The opportunity is providing better, economically advantageous items to regional and worldwide markets. Cocoa processing, wood processing, aluminium products, palm oil, food and agro-processing, and fish processing are examples of manufacturing sub-sectors that fit these two requirements.

Manufacturing subsectors that capture considerable proportions of manufacturing value-added, such as food and drinks, chemicals, and textiles, have significant technology, knowledge, and skills inherent in them. These assets can be used to produce additional goods within the sub-sector or even outside of it. It is also easier to go up the value chain after you have mastered relevant technologies and markets.

To have only 3 of the eligible countries in Africa signing up for the initiative is tragic especially given the global economic environment of the world presently. A crippling sovereign crisis is looming on the African horizon. Catalysts of the crisis include a strong United States dollar which has been resurgent during the year.

Debt on the on the books of most African countries is denominated in the greenback and its strength will have an adverse impact on their public finances and their ability to service their loan obligations timeously.

This problem is further compounded by rising interest rates which are certain to make the cost of debt that much more expensive for countries that already cannot afford to be overextended financially.

The debt of most African countries is in the hands of private creditors who in recent time have become as important as their multilateral counterparts. These private creditors are less likely to be concessionary in terms of discussions around restructuring of debts.

The rising commodity prices, surging inflationary pressures, and the contracting global financial situation have risked African trade and production capabilities. Moreover, the rising threat of sovereign defaults poses a severe risk to the growth of African trade. Thus, African trade prospects remain unclear, considering the challenging global economic scenario.

The Covid-19, energy and food shortages have hit with the countries having minimal or no policy space to respond.
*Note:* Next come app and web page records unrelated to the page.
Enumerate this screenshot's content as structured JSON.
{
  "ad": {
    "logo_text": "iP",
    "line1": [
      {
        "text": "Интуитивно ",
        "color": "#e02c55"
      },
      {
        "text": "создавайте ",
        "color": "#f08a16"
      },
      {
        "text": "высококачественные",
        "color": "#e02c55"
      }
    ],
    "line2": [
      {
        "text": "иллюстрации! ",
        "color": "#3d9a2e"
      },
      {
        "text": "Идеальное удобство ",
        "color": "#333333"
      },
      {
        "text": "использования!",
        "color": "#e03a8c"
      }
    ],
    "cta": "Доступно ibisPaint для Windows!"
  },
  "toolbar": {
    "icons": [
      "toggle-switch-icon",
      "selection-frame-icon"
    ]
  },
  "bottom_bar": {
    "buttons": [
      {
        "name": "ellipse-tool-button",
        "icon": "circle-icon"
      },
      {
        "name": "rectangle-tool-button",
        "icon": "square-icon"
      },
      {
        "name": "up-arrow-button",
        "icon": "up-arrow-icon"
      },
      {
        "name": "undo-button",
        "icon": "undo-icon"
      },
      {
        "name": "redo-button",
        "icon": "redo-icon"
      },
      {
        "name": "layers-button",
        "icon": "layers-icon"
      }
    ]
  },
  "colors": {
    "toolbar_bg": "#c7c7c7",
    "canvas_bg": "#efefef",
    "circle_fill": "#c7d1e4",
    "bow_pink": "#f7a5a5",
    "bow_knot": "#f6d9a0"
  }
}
As a result, African countries have fallen into a real risk of debt distress and even possibilities for sovereign debt default.

Kenya is one of the six nations chosen to participate in the AfCFTA Initiative on Guided Trade’s pilot phase after it was realised that no trading had occurred one and a half years after the start of the preferential trading system on January 1, 2021.

The ninth meeting of the AfCFTA Council of Ministers charged for trade occurred on July 25 and 26, 2022, in Accra, Ghana, and announced the Start of Trade during the Pilot Phase.

Seven nations were chosen to test out commerce in the continental free trade zone for Africa during the summit, including Ghana, Kenya, Tunisia, Cameroon, Egypt, and Mauritius.

Despite being in different economic blocs than nations like Ghana and Tunisia, Kenya will now be able to access markets in Central Africa and West Africa at preferential prices thanks to the trial phase.

The AfCFTA presents a significant opportunity for African countries to bring 30 million people out of extreme poverty and to raise the incomes of 68 million others who live on less than $5.50 per day.  The AfCFTA is the new anchor to pull multinationals to invest in Africa.

This agreement not only brings hope to African governments but also encourages current efforts on the ground, which improve jobs in Africa.  

The World Bank points out that the AfCFTA will create the largest free trade area in the world, measured by the number of countries participating. The pact connects 1.3 billion people across 55 countries with a combined gross domestic product (GDP) valued at $3.4 trillion.   

It has the potential to lift 30 million people out of extreme poverty, but achieving its full potential will depend on putting in place significant policy reforms and trade facilitation measures.